Located in the center of Salem's Historic District, the half-acre site consists of two parcels forming a public square and a pedestrian corridor. Armory Square occupies the former site of the Second Corps Cadet Armory building and is named in its honor. The Public Garden corridor occupies what was once the site of a parking lot and derelict building.

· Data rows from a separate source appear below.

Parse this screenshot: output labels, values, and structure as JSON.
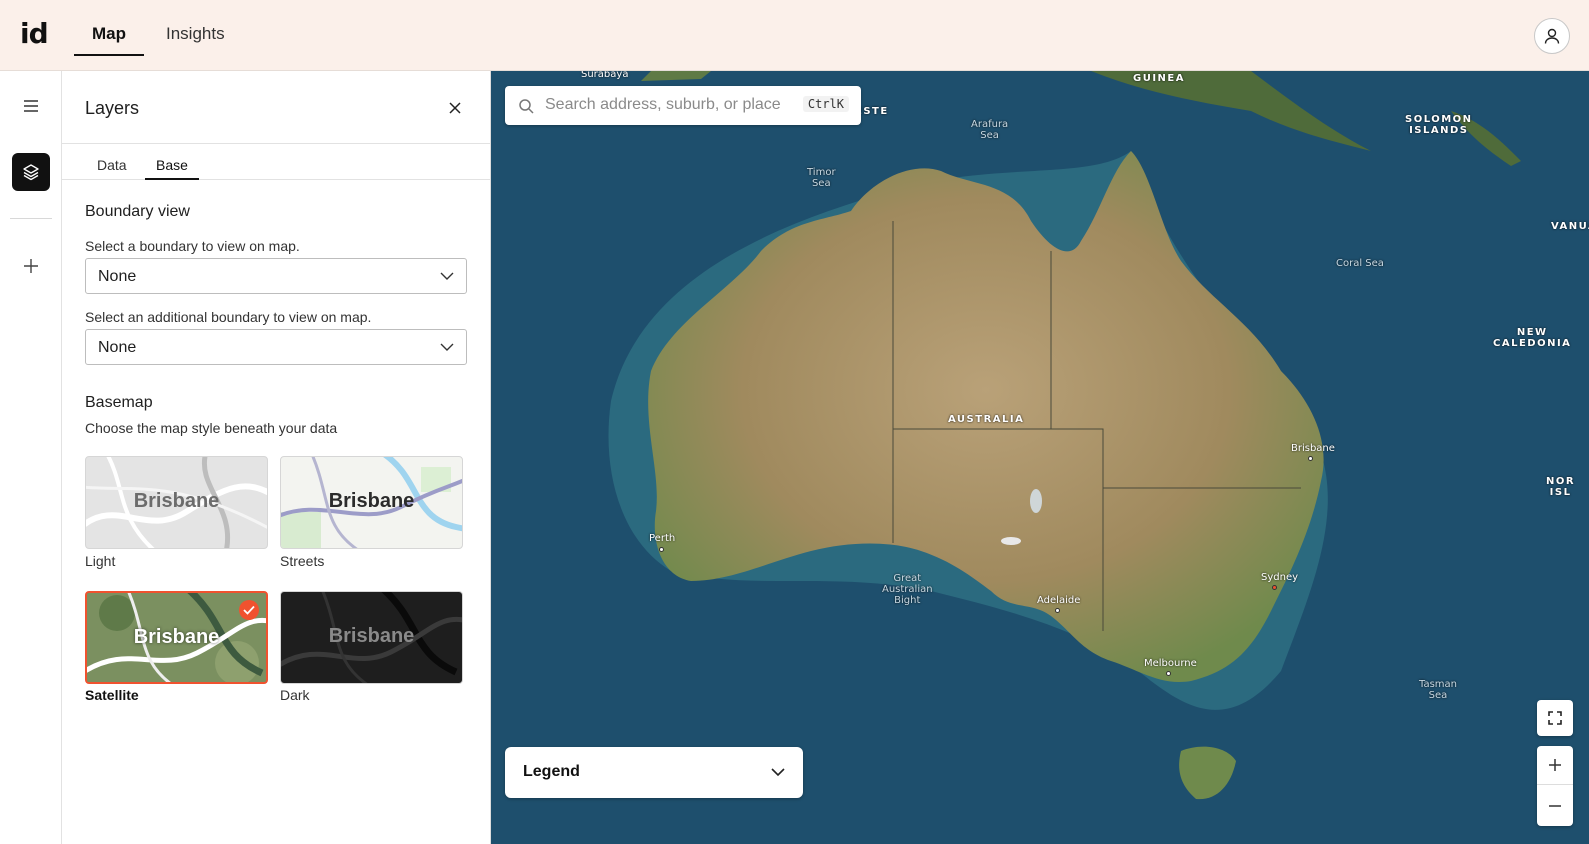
{
  "app": {
    "logo": "id"
  },
  "nav": {
    "tabs": [
      {
        "label": "Map"
      },
      {
        "label": "Insights"
      }
    ],
    "active": "Map"
  },
  "panel": {
    "title": "Layers",
    "tabs": [
      {
        "label": "Data"
      },
      {
        "label": "Base"
      }
    ],
    "active_tab": "Base",
    "boundary": {
      "title": "Boundary view",
      "primary_label": "Select a boundary to view on map.",
      "primary_value": "None",
      "additional_label": "Select an additional boundary to view on map.",
      "additional_value": "None"
    },
    "basemap": {
      "title": "Basemap",
      "subtitle": "Choose the map style beneath your data",
      "preview_text": "Brisbane",
      "options": [
        {
          "label": "Light",
          "selected": false
        },
        {
          "label": "Streets",
          "selected": false
        },
        {
          "label": "Satellite",
          "selected": true
        },
        {
          "label": "Dark",
          "selected": false
        }
      ]
    }
  },
  "map": {
    "search": {
      "placeholder": "Search address, suburb, or place",
      "shortcut": "CtrlK"
    },
    "legend": {
      "label": "Legend"
    },
    "labels": {
      "surabaya": "Surabaya",
      "guinea": "GUINEA",
      "este": "ESTE",
      "arafura": "Arafura\nSea",
      "timor": "Timor\nSea",
      "solomon": "SOLOMON\nISLANDS",
      "vanuatu": "VANUA",
      "coral": "Coral Sea",
      "new_caledonia": "NEW\nCALEDONIA",
      "australia": "AUSTRALIA",
      "brisbane": "Brisbane",
      "nor": "NOR\nISL",
      "perth": "Perth",
      "bight": "Great\nAustralian\nBight",
      "adelaide": "Adelaide",
      "sydney": "Sydney",
      "melbourne": "Melbourne",
      "tasman": "Tasman\nSea"
    }
  },
  "colors": {
    "accent": "#f0522f",
    "topbar": "#fbf0ea",
    "ocean": "#1d4f6e"
  }
}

The design is a contemporary composition honoring the historic setting of Salem, the military heritage of the Armory Square site, and the Peabody Essex Museum's dedication to fine art and craftsmanship. All the plant materials used in the landscape are native to Asia, reflecting the museum's focus on trade and exchange with China, Japan, and Korea. Bricks from the Armory building were salvaged and reused to form a new arch and walls for the site, forming a welcoming gate for the town’s residents and visitors. Traditional materials common to Salem's architectural heritage, such as brick, bluestone, limestone, and granite, are combined to create a setting that is familiar and inviting. The legacy of the Second Corps Cadets is honored by the inclusion of a granite inscription wall that pays homage to its members and a carved stone bearing the Corps’ name that is incorporated into the new brick wall. The Revere Bell, a pewter casting made by the Paul Revere foundry in the same period that the Second Corps Cadets was formed, sits at the center of a small amphitheater.
Peabody Essex Museum